Yes, I know I did a Pagan art post last year. Yes, I know Quakers aren’t exactly known for their artwork. Nevertheless, there are Quaker artists, and I have three pieces of Quaker art to share with you today (with thanks to the people who put these images online). You may have seen them before, and they might not be representative; I picked them for my own idiosyncratic reasons.
The first is J. Doyle Penrose’s 1916 painting The Presence in the Midst, known to me as the Jesus ghost picture.
I might have doubts about Jesus, and be glad that we dress differently and have mixed seating and cushions and no recorded ministers, but I still find that this picture captures something about what it is like to be in a gathered or covered Meeting for Worship (one which is going well and Doing Its Thing).
(Image from Arch Street Friends.)
My other two pieces of ‘art’ are actually more like architecture: I’ll illustrate them, but you’d have to visit to really get the idea.

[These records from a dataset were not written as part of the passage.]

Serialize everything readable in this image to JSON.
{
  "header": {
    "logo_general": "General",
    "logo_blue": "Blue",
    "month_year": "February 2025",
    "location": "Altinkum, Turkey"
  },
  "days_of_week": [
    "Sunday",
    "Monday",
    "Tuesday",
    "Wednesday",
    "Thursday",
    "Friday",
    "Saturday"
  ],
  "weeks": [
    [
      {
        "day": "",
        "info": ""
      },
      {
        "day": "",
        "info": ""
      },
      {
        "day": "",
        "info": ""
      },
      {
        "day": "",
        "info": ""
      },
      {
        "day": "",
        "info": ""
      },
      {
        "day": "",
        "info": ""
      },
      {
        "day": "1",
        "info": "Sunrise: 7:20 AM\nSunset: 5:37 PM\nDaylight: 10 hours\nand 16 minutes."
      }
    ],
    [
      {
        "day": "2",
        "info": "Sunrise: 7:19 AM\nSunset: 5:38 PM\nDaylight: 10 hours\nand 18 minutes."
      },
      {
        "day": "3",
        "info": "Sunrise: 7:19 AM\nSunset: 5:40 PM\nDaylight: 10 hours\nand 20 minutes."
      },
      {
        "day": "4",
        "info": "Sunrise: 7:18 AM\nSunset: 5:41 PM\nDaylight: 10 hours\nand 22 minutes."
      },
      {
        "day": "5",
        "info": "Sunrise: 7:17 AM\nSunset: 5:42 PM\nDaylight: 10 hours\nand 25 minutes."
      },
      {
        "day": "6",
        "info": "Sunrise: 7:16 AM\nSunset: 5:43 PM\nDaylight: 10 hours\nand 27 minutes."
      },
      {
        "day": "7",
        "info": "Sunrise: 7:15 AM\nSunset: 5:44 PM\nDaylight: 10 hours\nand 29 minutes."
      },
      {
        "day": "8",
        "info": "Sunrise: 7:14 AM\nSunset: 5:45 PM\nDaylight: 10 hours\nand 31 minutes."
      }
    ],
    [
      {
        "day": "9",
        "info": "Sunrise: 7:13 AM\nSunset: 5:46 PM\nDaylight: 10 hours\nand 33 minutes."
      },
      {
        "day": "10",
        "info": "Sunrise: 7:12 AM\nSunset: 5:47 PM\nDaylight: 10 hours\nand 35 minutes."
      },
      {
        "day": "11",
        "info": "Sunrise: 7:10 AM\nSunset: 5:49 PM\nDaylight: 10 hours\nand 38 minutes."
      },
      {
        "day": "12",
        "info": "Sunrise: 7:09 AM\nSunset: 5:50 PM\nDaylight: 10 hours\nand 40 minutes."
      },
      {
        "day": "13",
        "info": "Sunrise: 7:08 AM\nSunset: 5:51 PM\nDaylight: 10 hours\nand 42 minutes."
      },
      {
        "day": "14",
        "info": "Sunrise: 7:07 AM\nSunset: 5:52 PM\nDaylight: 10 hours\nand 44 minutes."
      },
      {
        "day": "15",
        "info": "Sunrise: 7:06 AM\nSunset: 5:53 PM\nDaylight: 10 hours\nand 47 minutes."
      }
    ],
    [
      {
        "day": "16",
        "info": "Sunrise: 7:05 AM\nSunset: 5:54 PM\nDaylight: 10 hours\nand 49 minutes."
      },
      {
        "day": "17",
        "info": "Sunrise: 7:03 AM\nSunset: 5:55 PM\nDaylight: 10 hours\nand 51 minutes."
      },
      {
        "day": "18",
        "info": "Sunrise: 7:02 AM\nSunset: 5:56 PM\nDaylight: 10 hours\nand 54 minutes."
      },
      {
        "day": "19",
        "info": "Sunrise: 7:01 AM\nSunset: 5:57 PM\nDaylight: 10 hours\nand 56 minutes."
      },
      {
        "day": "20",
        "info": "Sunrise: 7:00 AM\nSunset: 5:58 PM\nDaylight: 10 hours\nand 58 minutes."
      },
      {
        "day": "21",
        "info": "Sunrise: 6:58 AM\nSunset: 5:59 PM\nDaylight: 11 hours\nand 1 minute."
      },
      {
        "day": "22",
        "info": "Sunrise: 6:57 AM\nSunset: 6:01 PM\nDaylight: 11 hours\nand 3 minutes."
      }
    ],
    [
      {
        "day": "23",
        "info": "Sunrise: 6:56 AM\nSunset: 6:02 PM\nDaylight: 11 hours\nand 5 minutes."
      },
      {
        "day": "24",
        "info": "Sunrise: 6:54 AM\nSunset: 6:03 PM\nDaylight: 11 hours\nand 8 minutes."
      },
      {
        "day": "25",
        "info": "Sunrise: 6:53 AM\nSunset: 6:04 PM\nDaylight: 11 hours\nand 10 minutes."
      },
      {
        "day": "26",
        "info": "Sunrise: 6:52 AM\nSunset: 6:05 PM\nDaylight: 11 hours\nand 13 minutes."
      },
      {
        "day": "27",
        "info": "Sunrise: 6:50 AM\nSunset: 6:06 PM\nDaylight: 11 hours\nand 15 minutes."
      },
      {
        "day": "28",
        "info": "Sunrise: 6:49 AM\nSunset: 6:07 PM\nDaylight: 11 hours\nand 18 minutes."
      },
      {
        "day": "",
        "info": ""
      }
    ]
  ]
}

The first is a Meeting House, Come-to-Good Meeting House in Cornwall. (The name is apparently a corruption of something in Cornish, but it has a certain ring to it.) It wasn’t, I think, thought of as very special at the time when it was built; it was just a normal building for that time and place. Now, like many other meeting houses in the country, it’s a historic building with all the charms and challenges which that involves.
We visited relatively often during my childhood, and I remember the excitement of climbing into the gallery, and the smell of thatch. Inside (there are a few good pictures in a Google image search), it looks not so dissimilar from the meeting house in Penrose’s painting.
(Image from Wikipedia.)
My final piece of Quaker art today is James Turrell’s Deer Shelter Skyspace, in the Yorkshire Sculpture Park.
The Skyspace is essentially a box – a square white room – with a hole in the top – a window in the very thin ceiling which creates the illusion of ‘sky’ as a picture, or directly in the top of the box. It’s both an exploration of the classic Quaker use of ‘Light’ as a metaphor, and a place which encourages connection to the Light.
(Image from Go Inside To Greet The Light, a Facebook page for the film made about the Skyspace.)
There’s a lot of other Quaker art, but hopefully this provides a taster.